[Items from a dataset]
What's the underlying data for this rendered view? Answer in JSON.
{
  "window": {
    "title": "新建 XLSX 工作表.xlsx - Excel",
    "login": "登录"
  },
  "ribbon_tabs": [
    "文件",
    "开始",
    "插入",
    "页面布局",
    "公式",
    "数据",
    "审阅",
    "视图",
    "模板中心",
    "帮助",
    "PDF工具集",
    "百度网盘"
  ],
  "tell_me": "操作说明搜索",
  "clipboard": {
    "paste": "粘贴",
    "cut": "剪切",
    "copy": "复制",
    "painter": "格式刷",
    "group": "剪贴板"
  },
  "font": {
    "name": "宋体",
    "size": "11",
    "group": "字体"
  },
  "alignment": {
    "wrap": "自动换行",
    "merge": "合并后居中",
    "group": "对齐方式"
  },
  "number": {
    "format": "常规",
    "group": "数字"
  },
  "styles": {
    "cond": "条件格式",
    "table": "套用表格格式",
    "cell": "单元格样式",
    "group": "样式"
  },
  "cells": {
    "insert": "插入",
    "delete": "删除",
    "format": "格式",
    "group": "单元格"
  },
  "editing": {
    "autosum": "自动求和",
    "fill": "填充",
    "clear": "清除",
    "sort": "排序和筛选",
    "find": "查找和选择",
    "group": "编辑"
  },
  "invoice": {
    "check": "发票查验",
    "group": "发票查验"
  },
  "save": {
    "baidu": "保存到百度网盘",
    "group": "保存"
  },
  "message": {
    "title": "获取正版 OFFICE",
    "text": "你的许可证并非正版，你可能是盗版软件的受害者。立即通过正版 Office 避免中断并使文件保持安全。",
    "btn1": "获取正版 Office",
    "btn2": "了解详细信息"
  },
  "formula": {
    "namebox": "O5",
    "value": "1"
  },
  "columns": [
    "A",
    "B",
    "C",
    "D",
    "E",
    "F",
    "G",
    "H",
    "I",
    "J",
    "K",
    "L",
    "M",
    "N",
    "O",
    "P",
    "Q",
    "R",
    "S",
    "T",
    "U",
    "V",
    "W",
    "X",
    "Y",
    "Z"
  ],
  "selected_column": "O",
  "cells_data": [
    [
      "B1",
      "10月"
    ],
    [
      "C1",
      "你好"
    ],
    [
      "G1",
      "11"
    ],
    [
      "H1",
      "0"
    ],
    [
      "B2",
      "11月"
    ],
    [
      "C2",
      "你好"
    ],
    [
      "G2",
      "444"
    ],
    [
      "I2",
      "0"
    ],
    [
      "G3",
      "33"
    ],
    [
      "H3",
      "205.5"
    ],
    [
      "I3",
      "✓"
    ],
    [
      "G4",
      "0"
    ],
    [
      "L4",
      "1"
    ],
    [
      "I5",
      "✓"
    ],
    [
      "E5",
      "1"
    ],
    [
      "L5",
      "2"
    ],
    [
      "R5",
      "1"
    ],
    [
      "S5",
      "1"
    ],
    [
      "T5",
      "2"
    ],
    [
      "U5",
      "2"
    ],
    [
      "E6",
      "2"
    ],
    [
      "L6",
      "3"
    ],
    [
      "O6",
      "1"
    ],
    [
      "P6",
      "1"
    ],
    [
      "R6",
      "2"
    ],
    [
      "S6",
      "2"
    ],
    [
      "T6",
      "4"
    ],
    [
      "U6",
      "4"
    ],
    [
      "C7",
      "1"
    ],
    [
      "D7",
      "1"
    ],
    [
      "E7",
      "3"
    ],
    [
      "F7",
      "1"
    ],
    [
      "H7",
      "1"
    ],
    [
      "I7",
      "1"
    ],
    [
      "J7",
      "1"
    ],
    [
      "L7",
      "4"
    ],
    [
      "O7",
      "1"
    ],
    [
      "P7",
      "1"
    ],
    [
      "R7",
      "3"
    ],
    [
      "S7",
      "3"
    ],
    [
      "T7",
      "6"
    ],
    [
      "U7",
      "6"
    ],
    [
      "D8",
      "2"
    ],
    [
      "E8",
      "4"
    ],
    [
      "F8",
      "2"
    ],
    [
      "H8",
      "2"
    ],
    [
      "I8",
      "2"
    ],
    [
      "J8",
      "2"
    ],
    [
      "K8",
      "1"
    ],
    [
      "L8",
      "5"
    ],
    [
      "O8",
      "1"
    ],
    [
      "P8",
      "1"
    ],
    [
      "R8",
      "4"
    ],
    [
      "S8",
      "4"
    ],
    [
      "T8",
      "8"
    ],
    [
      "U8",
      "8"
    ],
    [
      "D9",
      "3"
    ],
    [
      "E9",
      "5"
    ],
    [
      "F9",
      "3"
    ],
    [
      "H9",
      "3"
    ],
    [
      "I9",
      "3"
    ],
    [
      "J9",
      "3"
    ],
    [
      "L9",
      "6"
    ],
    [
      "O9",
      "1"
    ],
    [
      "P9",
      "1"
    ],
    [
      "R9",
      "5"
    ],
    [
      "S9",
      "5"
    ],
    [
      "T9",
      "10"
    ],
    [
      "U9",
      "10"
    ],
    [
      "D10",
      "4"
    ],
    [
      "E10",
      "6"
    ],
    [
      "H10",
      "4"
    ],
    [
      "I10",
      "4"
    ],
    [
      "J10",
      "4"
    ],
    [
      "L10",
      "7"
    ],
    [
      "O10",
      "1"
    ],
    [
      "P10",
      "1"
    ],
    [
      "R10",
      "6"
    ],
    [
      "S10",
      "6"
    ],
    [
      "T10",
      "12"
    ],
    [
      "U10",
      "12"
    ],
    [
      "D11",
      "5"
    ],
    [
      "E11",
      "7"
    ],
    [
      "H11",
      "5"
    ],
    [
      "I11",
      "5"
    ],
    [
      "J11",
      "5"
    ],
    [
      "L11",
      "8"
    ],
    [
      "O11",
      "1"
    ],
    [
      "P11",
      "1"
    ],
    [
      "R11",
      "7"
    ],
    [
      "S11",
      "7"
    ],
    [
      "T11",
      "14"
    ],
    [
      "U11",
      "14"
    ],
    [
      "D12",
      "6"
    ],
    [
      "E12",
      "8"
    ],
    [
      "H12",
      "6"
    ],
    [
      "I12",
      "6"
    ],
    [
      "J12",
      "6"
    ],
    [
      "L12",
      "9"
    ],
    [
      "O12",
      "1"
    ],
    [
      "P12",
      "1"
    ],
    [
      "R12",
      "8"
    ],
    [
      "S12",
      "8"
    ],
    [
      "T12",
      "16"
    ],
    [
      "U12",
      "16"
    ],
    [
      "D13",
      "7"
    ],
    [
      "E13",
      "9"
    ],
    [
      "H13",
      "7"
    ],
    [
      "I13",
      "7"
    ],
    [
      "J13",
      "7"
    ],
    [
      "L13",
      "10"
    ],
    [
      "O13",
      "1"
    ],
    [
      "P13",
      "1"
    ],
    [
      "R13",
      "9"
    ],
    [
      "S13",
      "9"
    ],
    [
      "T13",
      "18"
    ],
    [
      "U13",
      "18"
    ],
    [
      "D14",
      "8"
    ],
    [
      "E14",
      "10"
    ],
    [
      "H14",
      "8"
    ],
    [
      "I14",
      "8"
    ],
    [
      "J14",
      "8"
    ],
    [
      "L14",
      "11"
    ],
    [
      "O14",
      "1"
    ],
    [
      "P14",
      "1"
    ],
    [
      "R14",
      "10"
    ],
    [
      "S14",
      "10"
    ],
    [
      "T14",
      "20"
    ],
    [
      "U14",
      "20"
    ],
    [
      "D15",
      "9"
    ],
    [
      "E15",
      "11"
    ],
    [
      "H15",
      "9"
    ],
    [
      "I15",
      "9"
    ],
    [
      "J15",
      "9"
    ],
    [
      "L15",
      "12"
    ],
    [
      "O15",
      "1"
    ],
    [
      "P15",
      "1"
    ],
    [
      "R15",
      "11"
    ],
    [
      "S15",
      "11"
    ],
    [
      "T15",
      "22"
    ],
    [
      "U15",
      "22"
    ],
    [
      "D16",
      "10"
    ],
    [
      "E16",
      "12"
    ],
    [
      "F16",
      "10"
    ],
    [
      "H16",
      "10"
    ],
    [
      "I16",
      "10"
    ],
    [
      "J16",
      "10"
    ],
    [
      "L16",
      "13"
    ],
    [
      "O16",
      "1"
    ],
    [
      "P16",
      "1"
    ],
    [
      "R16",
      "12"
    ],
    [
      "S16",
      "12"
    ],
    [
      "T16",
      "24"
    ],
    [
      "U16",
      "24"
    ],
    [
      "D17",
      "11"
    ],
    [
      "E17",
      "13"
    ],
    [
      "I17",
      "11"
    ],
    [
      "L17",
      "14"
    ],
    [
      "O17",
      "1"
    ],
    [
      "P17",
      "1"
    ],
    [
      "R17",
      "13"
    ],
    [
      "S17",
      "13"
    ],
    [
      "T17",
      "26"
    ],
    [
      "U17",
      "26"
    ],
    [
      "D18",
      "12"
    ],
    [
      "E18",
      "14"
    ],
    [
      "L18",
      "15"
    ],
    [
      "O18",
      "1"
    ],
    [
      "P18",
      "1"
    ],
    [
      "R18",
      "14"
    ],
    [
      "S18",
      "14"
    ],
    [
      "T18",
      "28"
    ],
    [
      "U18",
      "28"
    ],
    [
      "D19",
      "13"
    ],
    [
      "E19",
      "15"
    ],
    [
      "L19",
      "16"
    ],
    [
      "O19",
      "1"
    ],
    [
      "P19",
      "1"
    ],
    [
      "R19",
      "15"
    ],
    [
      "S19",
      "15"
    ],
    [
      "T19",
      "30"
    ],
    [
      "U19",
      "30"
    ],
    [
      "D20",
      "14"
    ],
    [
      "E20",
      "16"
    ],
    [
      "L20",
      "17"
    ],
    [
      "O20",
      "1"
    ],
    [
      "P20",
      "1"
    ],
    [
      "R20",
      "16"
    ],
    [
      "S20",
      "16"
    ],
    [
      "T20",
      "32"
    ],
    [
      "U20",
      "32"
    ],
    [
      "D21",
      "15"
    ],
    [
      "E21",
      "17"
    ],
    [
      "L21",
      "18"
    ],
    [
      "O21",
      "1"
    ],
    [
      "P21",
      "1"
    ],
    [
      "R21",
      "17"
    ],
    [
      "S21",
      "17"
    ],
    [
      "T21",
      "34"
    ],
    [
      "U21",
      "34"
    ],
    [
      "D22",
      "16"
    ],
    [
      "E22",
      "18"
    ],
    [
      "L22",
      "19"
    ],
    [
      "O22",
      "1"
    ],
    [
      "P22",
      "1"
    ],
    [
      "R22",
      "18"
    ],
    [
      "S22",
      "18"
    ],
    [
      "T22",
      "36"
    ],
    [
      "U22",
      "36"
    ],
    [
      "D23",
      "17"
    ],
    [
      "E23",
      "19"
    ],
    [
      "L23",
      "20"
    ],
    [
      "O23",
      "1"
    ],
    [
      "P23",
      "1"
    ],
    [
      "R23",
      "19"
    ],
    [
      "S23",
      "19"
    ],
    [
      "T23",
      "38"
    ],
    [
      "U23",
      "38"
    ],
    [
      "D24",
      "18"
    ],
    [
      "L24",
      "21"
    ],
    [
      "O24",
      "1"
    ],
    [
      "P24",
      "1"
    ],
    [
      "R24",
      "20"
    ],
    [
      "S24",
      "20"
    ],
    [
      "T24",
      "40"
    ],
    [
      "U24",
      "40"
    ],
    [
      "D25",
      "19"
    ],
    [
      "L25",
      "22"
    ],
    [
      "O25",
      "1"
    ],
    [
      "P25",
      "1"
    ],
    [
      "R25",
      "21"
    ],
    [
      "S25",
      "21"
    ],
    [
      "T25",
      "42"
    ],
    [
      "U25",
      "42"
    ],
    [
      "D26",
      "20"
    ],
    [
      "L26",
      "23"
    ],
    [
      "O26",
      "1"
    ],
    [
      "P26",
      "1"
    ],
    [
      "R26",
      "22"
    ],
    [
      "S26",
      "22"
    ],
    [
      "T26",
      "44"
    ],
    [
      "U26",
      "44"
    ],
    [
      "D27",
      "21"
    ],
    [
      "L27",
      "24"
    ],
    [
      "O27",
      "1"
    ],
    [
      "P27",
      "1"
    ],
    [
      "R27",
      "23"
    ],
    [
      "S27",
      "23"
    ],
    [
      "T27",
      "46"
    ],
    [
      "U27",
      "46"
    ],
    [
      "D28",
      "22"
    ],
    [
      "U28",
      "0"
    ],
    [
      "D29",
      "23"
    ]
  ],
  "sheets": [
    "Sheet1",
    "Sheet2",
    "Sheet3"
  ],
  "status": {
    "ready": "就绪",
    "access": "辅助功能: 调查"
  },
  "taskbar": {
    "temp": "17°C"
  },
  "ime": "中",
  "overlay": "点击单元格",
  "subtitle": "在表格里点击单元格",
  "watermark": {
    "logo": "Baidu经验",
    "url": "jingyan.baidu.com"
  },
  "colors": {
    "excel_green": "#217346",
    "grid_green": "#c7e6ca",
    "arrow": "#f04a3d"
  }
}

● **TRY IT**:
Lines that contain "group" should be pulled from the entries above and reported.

● **RESPONSE AREA**:
    "group": "剪贴板"
    "group": "字体"
    "group": "对齐方式"
    "group": "数字"
    "group": "样式"
    "group": "单元格"
    "group": "编辑"
    "group": "发票查验"
    "group": "保存"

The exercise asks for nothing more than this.